Summer seems to have just started, but the new school year is only a month away. Many of us get ready for this time by making sure our kids have the right clothes, books and school supplies to start the year off right, but we forget to make sure that our kid’s eyes are working well so that learning in school is easy, comfortable, and fun!
The back to school season is a great time to schedule your child’s eye health and vision exam. Optometrists are able to make sure that not only is your child seeing as clear as possible, but that all of their other visual skills are working properly to handle the demands of the new school year.
“Reading is Fun” Photo Courtesy of John-Morgan on Flickr
The following are some of the important visual skills necessary for learning in the classroom:
- Visual acuity — The ability to see clearly at any distance. Seeing 20/20 is only one portion of all of the visual skills necessary for classroom success, but sometimes the only area that is assessed by typical “vision screenings.”
- Eye Tracking — The ability to follow with the eyes a slow moving object such as the teacher moving around the front of the classroom and the ability for the eyes to follow along a line of print while reading without skipping or re-reading
- Focusing Flexibility- the eyes ability to maintain focus on objects in the distance and at near as well as shift focus quickly from point to point.
- Eye teaming — The skill needed to aim both eyes together at the same time. This is a needed skill for lining the eyes up while reading across of page of print and also to have the very high level of depth perception needed for sports.
- Eye-hand coordination — The skill needed to coordinate the visual system and the motor system when writing, copying, or playing sports.
- Visual perception — The skill needed to sort, understand and remember information that is coming into the visual system.

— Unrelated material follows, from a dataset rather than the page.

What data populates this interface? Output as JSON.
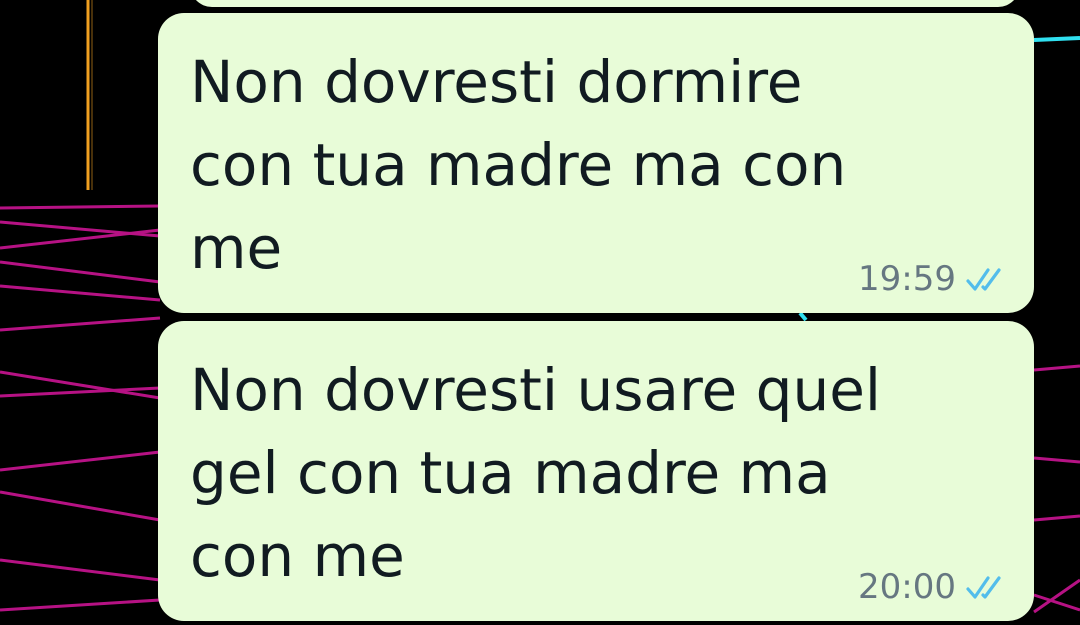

Making sure all of these areas are working at the highest level will help ensure that your child has a successful school year.
~By Lisa Weiss, OD, FAAO